Tomatillo (Husk Tomato)
Recommendations for Maintaining Postharvest Quality
Department of Plant Sciences, University of California, Davis, CA 95616
The tomatillo or husk tomato (Physalis ixocarpa) is a small, spherical and green or green-purple fruit surrounded by an enlarged calyx or “husk.” As the fruit matures, it fills the husk and can split it open by harvest. Tomatillos are the key ingredients in fresh and cooked green salsas and other Latin American dishes. The freshness and greenness of the husk is a quality criteria. Fruit should be firm, bright green as the green color and acidic flavor are the main culinary contributions of tomatillos.
Tomatillos can be harvested at various stages of development. For commercial marketing, they should be harvested when the fruits are well formed and have substantially filled the husk but are still bright green in color. Overmature fruit are light green or yellowing and should be avoided since they are sweeter and undesirable for most uses.

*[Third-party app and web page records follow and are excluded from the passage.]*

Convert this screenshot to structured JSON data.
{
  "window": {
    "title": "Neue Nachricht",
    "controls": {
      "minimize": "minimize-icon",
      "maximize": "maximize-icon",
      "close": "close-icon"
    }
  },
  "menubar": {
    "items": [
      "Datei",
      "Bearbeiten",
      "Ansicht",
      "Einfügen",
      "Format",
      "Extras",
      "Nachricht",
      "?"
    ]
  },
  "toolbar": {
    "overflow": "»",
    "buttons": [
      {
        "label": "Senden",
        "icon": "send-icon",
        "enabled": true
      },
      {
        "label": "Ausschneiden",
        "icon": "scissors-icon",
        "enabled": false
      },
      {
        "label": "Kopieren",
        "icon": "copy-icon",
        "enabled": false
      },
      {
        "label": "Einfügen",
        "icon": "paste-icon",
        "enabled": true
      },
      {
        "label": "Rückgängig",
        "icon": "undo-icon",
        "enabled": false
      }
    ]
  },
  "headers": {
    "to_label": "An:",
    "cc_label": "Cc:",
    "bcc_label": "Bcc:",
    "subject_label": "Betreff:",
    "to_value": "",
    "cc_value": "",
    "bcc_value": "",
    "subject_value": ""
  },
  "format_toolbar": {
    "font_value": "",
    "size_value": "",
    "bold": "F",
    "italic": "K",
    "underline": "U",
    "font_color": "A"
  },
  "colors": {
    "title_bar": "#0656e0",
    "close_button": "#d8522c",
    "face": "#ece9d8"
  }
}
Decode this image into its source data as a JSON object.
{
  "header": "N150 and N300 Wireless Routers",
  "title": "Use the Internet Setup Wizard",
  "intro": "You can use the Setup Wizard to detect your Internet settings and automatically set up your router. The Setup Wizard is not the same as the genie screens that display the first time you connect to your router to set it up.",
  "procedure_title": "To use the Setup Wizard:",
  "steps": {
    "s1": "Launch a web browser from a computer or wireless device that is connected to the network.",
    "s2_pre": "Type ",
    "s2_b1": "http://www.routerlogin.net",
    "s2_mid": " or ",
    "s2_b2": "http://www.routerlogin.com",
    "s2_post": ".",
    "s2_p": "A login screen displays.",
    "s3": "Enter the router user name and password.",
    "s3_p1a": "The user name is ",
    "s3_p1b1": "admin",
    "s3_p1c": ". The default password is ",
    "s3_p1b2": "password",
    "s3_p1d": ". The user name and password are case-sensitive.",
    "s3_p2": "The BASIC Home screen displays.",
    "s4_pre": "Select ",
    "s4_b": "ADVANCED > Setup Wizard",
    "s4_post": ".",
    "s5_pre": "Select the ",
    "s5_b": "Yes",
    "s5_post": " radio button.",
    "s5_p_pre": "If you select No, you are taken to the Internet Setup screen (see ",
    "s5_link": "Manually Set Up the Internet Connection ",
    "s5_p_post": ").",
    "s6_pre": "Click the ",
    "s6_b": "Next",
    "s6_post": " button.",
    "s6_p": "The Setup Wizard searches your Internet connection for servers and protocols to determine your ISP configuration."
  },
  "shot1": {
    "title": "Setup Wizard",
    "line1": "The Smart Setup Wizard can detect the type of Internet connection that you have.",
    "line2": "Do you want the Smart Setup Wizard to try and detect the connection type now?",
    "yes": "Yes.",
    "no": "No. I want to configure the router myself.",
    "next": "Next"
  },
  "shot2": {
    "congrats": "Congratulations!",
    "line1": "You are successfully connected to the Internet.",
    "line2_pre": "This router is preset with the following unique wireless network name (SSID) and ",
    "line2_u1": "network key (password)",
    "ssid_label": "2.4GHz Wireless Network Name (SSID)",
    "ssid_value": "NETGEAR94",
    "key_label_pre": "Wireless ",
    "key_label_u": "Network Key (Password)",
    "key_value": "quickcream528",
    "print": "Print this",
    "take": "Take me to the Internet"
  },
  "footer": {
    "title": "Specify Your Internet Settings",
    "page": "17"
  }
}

Tomatillos can be forced-air or room cooled. The main reason to cool rapidly is to retain the fresh appearance of the husk. Tomatillos can be stored under a wide range of conditions. At ambient temperatures, the husks will dry, but the fruit will remain in good condition for about 1 week. For longer storage life temperatures of 5° to 10°C (41° to 50°F) with moderate humidity levels (80-90% RH) are recommended to retain the freshness of the fruit and the husk. At 5°C (41°F) chilling injury will occur after about 3 weeks.
Optimum Relative Humidity
Rates of Respiration
|Temperature||5°C (41°F)||10°C (50°F)||20°C (68°F)|
|ml CO2/kg·hr||6 – 7||7 – 10||15 – 20|
Respiration data are for mature fruit. Respiration rates remain relatively constant during storage at 5°C and 10°C; rates decrease during storage at 20°C. Respiration rates of developing fruit are about 25% higher than those of mature fruit.
To calculate heat production multiply ml CO2/kg·hr by 440 to get Btu/ton/day or by 122 to get kcal/metric ton/day.
Rates of Ethylene Production
Tomatillos produce low amounts of ethylene at immature (0.5 to 2 µl/kg· hr at 10 to 20°C [50 to 68°F]) and mature stages (1 to 10 µl/kg· hr ). At horticulturally overmature stages, i.e. when the fruit show yellow color change due to ripening, ethylene production rates can be high (20-40 µl/kg·hr at 20°C).
Responses to Ethylene
Exposure of mature fruit to ethylene causes undesirable color change
Responses to Controlled Atmospheres (CA)
No information is available.
Chilling injury. Tomatillos can be stored at 10°C (50°F) for 1 month without any symptoms of chilling injury. After 3 weeks at 5°C (41°F), the fruit began to show chilling symptoms, and at 2.5°C (36°F), fruit showed significant amounts of chill-induced decay. Typical chilling symptoms include surface pitting and decay.
Chilling injury can result in the appearance of black mold on the fruit due to Alternaria alternata, the same organism found on chill injured tomatoes and peppers. Superficial molds occur on the husk during storage under high humidity conditions, but have not been identified. Washing in chlorinated water reduces superficial mold growth, but may be difficult to implement commercially since it is difficult to remove all moisture from inside the husk.